I really think that an interest in liturgical archeology is not too bad, but it is perhaps best to keep to one's own tradition. I for one, would never deem to force your Russian traditions into a western could only imagine the screams of protest from real Russians if this were done.

Fr. Aidan said...

Dale, I would recommend that you study the Western Rite, especially as it existed in Western Europe historically, and this may become a rich and blessed journey for you.

> .. I looked, still seems like it is very Byzantinised; the stole is not crossed, what is a zona?

The old Roman rite does not have the priest cross his stole over his breast. It is an ancient Portuguese custom, and it did enter the Sarum rite at the very tail end of its original history (after about 1380 it became the rule). The zona is the belt which is worn over the alb in almost all pre-Reformation Roman rite uses.

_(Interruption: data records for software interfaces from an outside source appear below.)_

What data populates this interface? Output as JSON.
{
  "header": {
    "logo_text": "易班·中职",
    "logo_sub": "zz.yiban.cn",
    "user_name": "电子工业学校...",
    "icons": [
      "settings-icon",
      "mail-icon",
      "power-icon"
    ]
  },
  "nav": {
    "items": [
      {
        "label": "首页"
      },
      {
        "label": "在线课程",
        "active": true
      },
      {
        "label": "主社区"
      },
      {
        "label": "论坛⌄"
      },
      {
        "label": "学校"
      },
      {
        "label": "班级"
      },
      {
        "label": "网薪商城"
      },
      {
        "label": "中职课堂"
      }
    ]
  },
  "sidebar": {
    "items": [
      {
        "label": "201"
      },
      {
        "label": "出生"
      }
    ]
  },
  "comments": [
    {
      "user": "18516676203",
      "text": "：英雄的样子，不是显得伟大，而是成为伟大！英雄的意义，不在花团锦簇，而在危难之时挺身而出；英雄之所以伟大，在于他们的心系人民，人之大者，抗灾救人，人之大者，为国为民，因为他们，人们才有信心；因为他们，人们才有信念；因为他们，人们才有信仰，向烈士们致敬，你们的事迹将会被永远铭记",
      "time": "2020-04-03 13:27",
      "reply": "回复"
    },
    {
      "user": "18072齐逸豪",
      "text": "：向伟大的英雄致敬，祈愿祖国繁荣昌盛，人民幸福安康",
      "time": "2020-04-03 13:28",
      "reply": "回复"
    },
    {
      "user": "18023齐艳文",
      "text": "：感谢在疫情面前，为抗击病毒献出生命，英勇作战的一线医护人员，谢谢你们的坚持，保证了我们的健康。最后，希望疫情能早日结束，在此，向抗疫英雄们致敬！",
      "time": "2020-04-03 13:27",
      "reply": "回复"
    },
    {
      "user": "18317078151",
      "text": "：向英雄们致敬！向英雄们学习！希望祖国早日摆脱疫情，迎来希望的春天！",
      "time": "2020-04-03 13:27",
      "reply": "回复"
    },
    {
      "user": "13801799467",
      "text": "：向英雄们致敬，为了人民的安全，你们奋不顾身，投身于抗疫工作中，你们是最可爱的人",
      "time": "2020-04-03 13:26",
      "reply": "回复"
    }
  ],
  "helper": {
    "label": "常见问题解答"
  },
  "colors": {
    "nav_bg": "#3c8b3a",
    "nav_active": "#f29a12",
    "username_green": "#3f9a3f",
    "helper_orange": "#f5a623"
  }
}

There was a rich Christianity present in the West before the Protestant Reformers appeared.

> ... One could go on and on and on.

I think one is .

> ... Of course one suspects that one may troll through all sorts of old liturgical books looking for bits and pieces to make our tradition conform to Greek usage.

And one could troll through all kinds of modern Western liturgical books of a heterodox bent, looking for excuses to diverge from Greek usage. Both sound rather flat.

> ... I really think that an interest in liturgical archeology is not too bad, but it is perhaps best to keep to one's own tradition.

I keep to the Western traidtion fastidiously, as to Western Rite things. Unlike most WR folks, I don't think we should "mix and match" rites.

> ... I for one, would never deem to force your Russian traditions into a western could only imagine the screams of protest from real Russians if this were done.

Then we're of one mind on this.